Duby is an anonymous social media network inspired by the therapeutic properties of marijuana. Duby began as a quest for alternative medical treatment, and was subsequently developed as a tool for safely sharing the complete cannabis experience. Duby serves as the preeminent digital platform for connecting the medicinal and recreational cannabis communities.
So far, the Duby app has 250,000 worldwide mobile users. When it comes to privacy among social media platforms, Duby stands alone in its pledge to put security first by protecting user identity. Unlike all other networks, if a user requests that their account be deleted, that’s exactly what happens. A delete request means that the account is wiped clean from existence, not merely made invisible and kept on file in a database of consumer metrics. Meanwhile, active users can engage in unlimited anonymous participation — posting images and videos of cannabis-based lifestyle content. Such a posting of, say a picture of a cannabis plant or a vial of CBD oil, is itself called a ‘duby.’ Users unconcerned with anonymity can post dubys of portraits and videos of themselves and others.

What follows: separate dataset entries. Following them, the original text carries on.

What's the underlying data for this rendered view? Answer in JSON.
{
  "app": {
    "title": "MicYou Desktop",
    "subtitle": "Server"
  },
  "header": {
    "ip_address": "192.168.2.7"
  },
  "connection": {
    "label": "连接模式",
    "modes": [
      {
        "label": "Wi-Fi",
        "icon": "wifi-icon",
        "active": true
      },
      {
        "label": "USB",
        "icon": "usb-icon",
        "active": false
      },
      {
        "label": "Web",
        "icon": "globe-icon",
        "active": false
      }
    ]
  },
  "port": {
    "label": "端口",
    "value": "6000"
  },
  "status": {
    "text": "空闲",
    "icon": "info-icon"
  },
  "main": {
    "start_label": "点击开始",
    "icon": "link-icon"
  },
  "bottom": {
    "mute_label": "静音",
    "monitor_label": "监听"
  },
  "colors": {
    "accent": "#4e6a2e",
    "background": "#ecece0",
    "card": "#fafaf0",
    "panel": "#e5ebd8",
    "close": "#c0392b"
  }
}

Russell Thomas decided to utilize his knowledge of viruses and viral content when writing the Duby platform software. He created, in effect, a reverse-engineered model of what drives popular content. Duby users engage with the gamer aspect by striving for the highest influence score occurring in 24-hour cycles. This is done by posting a Duby that is viewed by other users who either “light it up” or “put it out” based on the quality of the content. In this way, the platform is self-regulating as poor content does not get circulated. This feature allows the entire breadth of content to be regulated by just one part-time moderator. Also, unlike Facebook, Instagram and Twitter, Duby provides users with visual comparisons of one another which drives gamified engagement. This creates a focused usership that is highly valuable to advertisers who want direct access to a specifically engaged consumer audience. Russell Thomas sits in his office located not three blocks from the Capitol Building in Denver and muses “I am sitting right where the people selling picks and shovels were during the Gold Rush. Now it’s the Green Rush — and I’m the guy with the picks and shovels.”
By Luke Schmaltz